Breaking

A short Addendum on the Mirai Botnet Blog Post

While doing heap research on Linux processes (results are going to be published soon), I came across the bot from the Mirai Botnet. As already mentioned in the blog post by Brian, the Mirai bot uses obfuscated configuration data which contains e.g. the CnC server.

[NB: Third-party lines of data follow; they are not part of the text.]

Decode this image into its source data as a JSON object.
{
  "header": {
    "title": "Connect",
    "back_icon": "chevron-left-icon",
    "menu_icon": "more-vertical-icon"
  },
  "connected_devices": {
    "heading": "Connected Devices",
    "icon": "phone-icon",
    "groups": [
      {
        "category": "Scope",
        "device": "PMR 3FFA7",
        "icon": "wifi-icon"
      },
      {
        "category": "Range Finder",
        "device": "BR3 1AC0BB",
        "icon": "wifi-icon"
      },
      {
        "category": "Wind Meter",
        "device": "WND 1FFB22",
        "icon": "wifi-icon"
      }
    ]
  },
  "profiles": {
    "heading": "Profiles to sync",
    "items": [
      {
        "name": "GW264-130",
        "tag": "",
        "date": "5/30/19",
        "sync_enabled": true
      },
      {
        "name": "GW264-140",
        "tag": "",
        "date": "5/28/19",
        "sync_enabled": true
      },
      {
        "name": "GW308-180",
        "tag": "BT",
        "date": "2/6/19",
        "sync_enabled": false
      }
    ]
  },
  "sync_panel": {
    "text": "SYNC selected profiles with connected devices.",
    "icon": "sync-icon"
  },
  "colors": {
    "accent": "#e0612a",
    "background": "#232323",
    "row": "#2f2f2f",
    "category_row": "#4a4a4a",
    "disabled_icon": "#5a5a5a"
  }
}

When now confronted only with a bot (e.g. in the context of a running task or the ELF binary), but without the according source code, the decryption of this configuration data for e.g. incident analysis purposes might not be easily possible (with the python script from the blog post), if the key has been changed.
But in this case that is not a problem at all, because

  • the “table_key” results effectively only in a one byte key (so a maximum of 255 possibilities to brute force).
  • the effective key is included in each obfuscated string (the Mirai encryptor appends a null byte on each string, so the last byte is the resulting key).

Using these facts, one can use, for example, Didier Steven’s xorsearch to get the correct key and the resulting deobfuscated strings.
The tool can be run on the ELF binary itself or on a heap dump for a running instance of the bot (this dump can for example be gathered from a system memory dump using frameworks such as Rekall or Volatility, or by directly gathering the heap space from /proc/$PID/mem).
The only information that we must provide are some strings that we expect in the deobfuscated output, so the tool recognizes the correct key.
The following list contains some of the strings I chose for this example:


/bin/busybox
Mozilla
/etc/resolv.conf
/proc
listening tun0
https://youtu.be/dQw4w9WgXcQ

When now providing these strings in the file “mirai_strings.txt”, the xorsearch tool can be used as follows:


xorsearch -f mirai_strings.txt -s -d 2,3,4,5 heap_dump
or
xorsearch -f mirai_strings.txt -s -d 2,3,4,5 mirai.x86

If one of the strings appears for a specific key, the according key is printed:


Found XOR 22 position 0158: /bin/busybox MIRAI
Found XOR 22 position 0194: /bin/busybox ps
Found XOR 22 position 01A8: /bin/busybox kill -9
Found XOR 22 position 0374: Mozilla/5.0 (Windows NT 10.0; WOW64)
Found XOR 22 position 03E8: Mozilla/5.0 (Windows NT 10.0; WOW64)
Found XOR 22 position 045C: Mozilla/5.0 (Windows NT 6.1; WOW64)
Found XOR 22 position 04D0: Mozilla/5.0 (Windows NT 6.1; WOW64)
Found XOR 22 position 0544: Mozilla/5.0 (Macintosh; Intel Mac OS X
Found XOR 22 position 01E0: /etc/resolv.conf
Found XOR 22 position 0078: /proc/
Found XOR 22 position 0040: listening tun0
Found XOR 22 position 0054: https://youtu.be/dQw4w9WgXcQ

The ‘-s’ option tells xorsearch to save a XORed version of the input file, so the desired output should now be in a file like ‘mirai.x86.XOR.22’.

When now e.g. using the tool ‘strings’, the relevant strings like the CnC server should be easily recognizable.
Following an example excerpt, when running it on a Mirai bot sample (SHA1: c05680360aa6c8e977f0b7836a3e3d16c670cacd):


='*"
&*C@AFGDEJKHINOLMRSPQVWTU
"xc3511"root"888888"xmhdipc"default"juantech"123456"54321"support"password"12345"user"pass"admin1234"smcadmin"666666"klv123"meinsm"Admin
istrator"service"supervisor"guest"admin1"administrator"ubnt"klv1234"Zte521"hi3518"jvbzd"anko"zlxx."7ujMko0vizxv"7ujMko0admin"system"ikwb
"dreambox"realtek"00000000"1111111"fucker"mother"MEKL"GLVGP"CQQUMPF"
''*w$'*
$'*R%'*
''*7*'*N+'*
('*B*'*swinginwithme.ru
"listening tun0
"https://youtu.be/dQw4w9WgXcQ
"/proc/
"/exe
" (deleted)
"/fd
".anime
"/status
"REPORT %s:%s
"HTTPFLOOD
"LOLNOGTFO
"zollard
"GETLOCALIP
"shell
"enable
"system
"/bin/busybox MIRAI

The CnC server in this case was ‘swinginwithme.ru’.

\x00
Frank

Leave a Reply

Your email address will not be published.